Your goal:
From the records, pick out and copy each line containing "name".

*** Data for analysis Section Begins ***

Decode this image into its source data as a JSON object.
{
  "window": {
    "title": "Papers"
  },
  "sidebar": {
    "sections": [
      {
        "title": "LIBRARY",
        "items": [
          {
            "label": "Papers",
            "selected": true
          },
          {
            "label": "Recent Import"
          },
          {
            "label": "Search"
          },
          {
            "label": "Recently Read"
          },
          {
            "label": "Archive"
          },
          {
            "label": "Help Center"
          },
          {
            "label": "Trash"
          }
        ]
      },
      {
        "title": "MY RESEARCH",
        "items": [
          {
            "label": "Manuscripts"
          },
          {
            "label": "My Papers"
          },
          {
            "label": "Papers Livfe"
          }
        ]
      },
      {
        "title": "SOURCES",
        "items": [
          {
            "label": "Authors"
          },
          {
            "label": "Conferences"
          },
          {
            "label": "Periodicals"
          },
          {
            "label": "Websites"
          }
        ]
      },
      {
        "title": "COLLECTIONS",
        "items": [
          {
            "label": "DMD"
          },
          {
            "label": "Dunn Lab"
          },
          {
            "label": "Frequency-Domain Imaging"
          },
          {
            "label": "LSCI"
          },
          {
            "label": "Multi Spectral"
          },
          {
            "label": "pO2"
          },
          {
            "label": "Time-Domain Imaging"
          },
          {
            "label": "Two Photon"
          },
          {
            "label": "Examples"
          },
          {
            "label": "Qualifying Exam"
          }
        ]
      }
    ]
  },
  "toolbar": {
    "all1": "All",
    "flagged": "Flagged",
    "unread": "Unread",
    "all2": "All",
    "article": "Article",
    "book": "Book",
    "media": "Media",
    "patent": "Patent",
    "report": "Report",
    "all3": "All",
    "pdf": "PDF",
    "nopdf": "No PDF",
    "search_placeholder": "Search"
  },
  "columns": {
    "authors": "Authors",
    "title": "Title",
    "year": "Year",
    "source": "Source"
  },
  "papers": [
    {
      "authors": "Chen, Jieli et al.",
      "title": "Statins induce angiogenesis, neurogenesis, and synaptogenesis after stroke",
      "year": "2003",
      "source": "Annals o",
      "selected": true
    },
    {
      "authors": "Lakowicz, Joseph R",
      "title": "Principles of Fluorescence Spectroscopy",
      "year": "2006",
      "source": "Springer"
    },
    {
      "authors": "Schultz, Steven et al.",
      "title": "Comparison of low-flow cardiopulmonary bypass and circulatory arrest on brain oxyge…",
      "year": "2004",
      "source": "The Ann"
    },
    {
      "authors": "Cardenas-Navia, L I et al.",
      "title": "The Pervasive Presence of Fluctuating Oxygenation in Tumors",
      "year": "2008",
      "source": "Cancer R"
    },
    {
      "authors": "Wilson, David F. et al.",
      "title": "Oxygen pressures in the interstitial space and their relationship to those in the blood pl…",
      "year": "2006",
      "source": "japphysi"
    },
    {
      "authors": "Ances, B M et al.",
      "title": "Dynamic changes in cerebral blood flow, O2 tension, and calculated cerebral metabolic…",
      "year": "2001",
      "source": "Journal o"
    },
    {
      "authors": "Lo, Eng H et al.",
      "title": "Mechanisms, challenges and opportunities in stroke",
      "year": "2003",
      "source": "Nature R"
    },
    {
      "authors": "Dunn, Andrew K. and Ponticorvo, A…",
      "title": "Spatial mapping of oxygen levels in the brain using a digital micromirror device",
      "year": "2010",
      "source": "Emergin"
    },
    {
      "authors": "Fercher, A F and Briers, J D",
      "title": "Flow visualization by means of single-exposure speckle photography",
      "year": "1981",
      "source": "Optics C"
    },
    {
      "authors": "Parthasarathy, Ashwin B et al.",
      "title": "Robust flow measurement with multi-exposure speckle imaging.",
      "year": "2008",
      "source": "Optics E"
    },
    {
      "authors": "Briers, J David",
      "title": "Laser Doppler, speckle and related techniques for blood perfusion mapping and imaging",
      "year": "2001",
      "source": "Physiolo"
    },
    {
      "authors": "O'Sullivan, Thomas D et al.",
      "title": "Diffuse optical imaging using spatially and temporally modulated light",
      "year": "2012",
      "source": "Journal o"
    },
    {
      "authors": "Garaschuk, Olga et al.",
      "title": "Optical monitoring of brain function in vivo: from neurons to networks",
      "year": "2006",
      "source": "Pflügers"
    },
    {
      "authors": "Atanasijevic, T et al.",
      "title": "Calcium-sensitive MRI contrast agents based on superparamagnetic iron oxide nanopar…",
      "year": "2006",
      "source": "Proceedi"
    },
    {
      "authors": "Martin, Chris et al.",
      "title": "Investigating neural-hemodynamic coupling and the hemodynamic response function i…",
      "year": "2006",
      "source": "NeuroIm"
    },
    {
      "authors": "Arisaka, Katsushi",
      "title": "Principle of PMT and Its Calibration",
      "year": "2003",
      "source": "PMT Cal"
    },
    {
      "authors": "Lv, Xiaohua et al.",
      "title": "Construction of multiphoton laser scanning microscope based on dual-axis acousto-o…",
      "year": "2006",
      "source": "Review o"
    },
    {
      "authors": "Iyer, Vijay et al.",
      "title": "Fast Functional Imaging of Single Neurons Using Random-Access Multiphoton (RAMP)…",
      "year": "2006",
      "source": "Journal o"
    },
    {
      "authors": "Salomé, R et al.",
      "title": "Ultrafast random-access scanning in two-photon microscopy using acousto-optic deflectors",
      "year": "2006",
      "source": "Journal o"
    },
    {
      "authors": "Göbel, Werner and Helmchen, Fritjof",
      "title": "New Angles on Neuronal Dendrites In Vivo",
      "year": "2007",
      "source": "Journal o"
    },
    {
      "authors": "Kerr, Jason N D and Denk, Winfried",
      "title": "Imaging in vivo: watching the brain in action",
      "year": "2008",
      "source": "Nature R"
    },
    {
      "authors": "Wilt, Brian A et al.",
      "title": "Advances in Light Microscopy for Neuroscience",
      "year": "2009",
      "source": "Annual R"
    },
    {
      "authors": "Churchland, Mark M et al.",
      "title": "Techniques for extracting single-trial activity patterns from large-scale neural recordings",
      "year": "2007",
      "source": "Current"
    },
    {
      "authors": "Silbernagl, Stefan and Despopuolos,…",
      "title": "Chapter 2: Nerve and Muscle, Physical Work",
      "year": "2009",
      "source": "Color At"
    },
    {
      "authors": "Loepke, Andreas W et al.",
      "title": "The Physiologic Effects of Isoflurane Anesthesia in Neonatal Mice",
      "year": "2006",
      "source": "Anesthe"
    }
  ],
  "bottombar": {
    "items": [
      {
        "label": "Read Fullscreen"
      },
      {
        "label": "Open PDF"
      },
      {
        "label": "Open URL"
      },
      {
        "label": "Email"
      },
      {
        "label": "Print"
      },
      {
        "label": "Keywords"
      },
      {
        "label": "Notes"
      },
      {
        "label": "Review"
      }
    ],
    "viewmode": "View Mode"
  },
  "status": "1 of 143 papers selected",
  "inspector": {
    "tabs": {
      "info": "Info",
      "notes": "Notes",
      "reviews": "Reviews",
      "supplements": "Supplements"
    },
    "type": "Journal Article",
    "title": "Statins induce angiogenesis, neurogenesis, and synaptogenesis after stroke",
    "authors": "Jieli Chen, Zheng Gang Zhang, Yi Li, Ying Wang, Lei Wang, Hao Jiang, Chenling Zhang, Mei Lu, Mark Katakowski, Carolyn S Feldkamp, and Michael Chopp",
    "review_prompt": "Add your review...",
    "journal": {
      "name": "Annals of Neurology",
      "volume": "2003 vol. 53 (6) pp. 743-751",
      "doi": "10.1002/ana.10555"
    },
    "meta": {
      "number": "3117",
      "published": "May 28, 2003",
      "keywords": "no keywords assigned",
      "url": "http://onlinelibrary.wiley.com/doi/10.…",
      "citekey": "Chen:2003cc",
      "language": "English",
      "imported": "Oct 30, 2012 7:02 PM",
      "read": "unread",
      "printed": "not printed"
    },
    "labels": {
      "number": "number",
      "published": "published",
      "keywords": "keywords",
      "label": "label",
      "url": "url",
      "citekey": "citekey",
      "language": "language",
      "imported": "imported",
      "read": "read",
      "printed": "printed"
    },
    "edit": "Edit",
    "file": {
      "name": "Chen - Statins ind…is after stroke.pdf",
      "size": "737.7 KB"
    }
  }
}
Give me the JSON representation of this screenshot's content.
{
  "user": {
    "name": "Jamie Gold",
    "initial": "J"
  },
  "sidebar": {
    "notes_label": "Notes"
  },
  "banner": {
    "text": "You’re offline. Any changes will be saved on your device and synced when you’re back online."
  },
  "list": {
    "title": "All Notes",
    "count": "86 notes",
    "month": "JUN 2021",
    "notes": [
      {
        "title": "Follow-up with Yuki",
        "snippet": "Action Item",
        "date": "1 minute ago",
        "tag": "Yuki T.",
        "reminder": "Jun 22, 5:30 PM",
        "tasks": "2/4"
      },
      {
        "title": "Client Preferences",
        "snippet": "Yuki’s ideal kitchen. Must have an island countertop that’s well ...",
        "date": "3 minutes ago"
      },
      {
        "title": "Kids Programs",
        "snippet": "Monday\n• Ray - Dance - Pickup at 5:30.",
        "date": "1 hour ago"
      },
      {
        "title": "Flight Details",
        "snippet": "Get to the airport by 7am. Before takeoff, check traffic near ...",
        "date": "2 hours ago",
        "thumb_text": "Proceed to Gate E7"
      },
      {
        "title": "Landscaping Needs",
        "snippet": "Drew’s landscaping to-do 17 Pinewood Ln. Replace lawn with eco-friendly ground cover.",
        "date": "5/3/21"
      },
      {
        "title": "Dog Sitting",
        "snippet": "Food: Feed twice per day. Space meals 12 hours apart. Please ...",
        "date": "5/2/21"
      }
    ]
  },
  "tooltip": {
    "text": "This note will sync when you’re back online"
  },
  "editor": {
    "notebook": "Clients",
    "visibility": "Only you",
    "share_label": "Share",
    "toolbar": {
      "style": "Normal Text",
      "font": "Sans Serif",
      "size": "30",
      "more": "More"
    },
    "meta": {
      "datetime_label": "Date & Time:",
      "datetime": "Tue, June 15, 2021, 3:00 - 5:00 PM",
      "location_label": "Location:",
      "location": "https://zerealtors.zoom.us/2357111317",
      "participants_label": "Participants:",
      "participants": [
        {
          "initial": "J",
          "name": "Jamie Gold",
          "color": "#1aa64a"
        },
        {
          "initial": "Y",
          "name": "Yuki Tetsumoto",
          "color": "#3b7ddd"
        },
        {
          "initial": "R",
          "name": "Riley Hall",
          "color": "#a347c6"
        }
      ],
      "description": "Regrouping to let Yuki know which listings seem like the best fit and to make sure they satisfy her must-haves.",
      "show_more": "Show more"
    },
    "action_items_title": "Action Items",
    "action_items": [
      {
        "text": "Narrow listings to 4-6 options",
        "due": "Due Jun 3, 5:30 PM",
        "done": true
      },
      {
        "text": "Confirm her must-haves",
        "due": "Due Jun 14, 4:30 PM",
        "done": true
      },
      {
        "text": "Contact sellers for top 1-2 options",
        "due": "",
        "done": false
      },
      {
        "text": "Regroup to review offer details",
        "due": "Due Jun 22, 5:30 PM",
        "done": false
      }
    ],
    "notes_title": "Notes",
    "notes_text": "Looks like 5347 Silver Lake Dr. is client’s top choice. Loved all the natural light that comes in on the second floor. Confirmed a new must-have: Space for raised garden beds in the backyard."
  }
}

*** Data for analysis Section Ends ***

Result:
      "name": "Annals of Neurology",
      "name": "Chen - Statins ind…is after stroke.pdf",
    "name": "Jamie Gold",
          "name": "Jamie Gold",
          "name": "Yuki Tetsumoto",
          "name": "Riley Hall",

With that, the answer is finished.